We don't like Mag Amps in the power industry because they generate a lot of harmonics. And reducing line harmonics is a big deal these days. For a 100 KW power supply I'd just eat the extra costs (from the power Co). At 5 MW the harmonics are a little harder to eliminate.
I really like the Digitec stuff because it is a standard buck converter - thus low losses. And if you need more power you just add another phase (or ten) to the power supply. At $.25 a watt the cost is not too bad for all the wonderful goodness you get. And the best thing about it for now? COTS!
But hey - a 40 MW DC supply for $50K or even $100K It could be well worth it. BTW are you sure it is 40MW and not 40KW? The Cu in the transformer alone has to be worth more than the shipping.
Well the specs say this...
Serial Number = RBR64991
Manufacturing date: 1965
Voltage: 67 / 12.47 kV
MVA Rating: 30 / 40 MVA
Phases = 3
Core and Coil = 68,880 lbs
Case = 34,000 lbs
Oil Gallons = 3780
Oil Weight = 28350 lbs
PCB Report = 16 ppm
I think a smaller transformer could be found eventually.
Jeeze - mag amps. I haven't had serious contact with them since my Navy days. Talk about solid state. They were a fad for a while in switching regulator circles. Think MagAmps at 100 KHz. You don't see that sort of thing advertised much in the power magazines these days. Every one wants to go solid state. IGBT is where the big power action is these days. I saw one rated at 6,500 volts and 600 AMPs. Now of course you have to derate them for actual use - 4,000 volts and 400 Amps is about right. About 30 of those and you are up to being able to control about 4 MW. Of course keeping the semiconductors cool is a trick. Twenty five of them fed DC and you have 100,000 volts at 400 Amps at your disposal. There is your 40 MW.

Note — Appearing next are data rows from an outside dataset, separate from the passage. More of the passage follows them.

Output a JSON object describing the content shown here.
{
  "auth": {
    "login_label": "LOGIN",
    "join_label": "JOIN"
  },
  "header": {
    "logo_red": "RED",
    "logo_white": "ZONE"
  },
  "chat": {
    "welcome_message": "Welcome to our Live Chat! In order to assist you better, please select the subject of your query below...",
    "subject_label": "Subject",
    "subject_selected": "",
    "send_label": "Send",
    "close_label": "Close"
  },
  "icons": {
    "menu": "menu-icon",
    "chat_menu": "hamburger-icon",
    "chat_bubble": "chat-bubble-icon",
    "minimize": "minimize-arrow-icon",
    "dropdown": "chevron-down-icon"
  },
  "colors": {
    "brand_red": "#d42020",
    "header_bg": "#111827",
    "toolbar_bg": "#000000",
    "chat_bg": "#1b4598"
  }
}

I think the real deal is going to work out like you say. I'm just postulating a poor boy Mad Scientist version of a Test reactor that can prove the concept works or doesn't.
In any case, this is sorta what I was talking about.
The Load carrying tube will probably have to be made, and may have to be a bank of several tubes, and even then might have to be shunted with a very large resistor. The whole thing requires a MicroController with AD and DA conversion etc. If the thing turns out to be non linear ( a very likely prospect ) it's easier to just write code to deal with it than it is to work out the headaches in hardware.
There are several design issues with this approach, but I believe they can be resolved with enough number crunching.